▶ [Information supplied]:
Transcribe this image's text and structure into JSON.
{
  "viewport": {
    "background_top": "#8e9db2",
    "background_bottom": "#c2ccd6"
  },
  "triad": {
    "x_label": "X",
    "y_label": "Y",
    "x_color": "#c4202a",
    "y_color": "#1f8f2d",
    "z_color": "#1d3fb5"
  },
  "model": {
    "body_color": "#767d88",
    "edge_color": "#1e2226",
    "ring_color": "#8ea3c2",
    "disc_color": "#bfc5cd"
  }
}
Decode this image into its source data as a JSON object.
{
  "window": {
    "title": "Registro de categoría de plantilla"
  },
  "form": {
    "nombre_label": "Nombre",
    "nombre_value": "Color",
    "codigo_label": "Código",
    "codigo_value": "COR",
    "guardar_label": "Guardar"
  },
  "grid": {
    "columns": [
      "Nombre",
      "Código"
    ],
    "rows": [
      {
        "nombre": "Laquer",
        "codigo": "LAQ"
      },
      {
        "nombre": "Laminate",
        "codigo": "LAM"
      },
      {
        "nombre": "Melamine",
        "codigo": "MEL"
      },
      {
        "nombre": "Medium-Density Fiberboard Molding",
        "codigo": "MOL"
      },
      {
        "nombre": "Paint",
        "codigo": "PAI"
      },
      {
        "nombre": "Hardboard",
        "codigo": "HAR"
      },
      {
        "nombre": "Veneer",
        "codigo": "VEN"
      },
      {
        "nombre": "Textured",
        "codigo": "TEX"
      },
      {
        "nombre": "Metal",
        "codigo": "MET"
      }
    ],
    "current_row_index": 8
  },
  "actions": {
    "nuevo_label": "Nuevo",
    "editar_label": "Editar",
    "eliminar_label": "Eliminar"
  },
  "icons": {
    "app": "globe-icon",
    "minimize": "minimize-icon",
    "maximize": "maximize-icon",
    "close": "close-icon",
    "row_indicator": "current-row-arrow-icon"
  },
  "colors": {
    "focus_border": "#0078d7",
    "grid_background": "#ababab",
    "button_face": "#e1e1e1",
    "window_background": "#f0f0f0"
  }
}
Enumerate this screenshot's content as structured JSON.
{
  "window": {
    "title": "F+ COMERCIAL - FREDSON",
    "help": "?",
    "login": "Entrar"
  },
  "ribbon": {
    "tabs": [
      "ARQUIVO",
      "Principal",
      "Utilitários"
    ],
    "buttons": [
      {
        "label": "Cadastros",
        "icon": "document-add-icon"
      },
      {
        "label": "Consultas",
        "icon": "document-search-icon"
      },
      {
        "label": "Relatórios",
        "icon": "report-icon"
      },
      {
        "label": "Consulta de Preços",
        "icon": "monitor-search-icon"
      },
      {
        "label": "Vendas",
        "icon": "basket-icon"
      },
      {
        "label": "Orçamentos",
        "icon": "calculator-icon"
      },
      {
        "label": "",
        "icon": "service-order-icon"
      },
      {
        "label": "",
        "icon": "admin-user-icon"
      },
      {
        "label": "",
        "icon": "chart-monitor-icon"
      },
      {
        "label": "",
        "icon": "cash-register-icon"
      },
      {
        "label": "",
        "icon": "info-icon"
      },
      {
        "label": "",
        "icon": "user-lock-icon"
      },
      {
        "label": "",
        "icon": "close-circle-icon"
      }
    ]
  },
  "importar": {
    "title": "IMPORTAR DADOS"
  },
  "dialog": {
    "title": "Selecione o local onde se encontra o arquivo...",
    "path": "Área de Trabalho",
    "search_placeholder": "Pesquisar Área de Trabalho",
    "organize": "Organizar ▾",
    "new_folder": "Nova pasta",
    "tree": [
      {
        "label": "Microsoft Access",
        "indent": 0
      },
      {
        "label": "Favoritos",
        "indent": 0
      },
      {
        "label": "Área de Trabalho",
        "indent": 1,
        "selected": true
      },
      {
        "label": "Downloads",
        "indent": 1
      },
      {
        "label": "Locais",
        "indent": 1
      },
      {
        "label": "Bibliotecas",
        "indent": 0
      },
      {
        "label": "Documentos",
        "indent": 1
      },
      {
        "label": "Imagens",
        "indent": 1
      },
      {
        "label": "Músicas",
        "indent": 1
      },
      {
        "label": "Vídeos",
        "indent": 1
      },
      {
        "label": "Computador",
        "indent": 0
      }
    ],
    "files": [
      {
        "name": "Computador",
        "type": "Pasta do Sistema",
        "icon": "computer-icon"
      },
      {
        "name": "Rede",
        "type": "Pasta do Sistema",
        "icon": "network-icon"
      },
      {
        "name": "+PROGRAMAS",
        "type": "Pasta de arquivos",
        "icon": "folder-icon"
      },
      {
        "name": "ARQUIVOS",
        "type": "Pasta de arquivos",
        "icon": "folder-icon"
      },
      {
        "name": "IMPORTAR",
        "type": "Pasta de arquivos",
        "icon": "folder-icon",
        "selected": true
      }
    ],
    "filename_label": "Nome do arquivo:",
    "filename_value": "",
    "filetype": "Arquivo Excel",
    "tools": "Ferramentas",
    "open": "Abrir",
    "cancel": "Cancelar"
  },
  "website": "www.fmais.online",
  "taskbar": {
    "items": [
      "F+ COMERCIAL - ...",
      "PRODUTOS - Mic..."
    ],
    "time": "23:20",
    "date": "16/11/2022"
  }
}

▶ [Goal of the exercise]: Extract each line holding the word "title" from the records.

▶ [Reply to the task]:
    "title": "Registro de categoría de plantilla"
    "title": "F+ COMERCIAL - FREDSON",
    "title": "IMPORTAR DADOS"
    "title": "Selecione o local onde se encontra o arquivo...",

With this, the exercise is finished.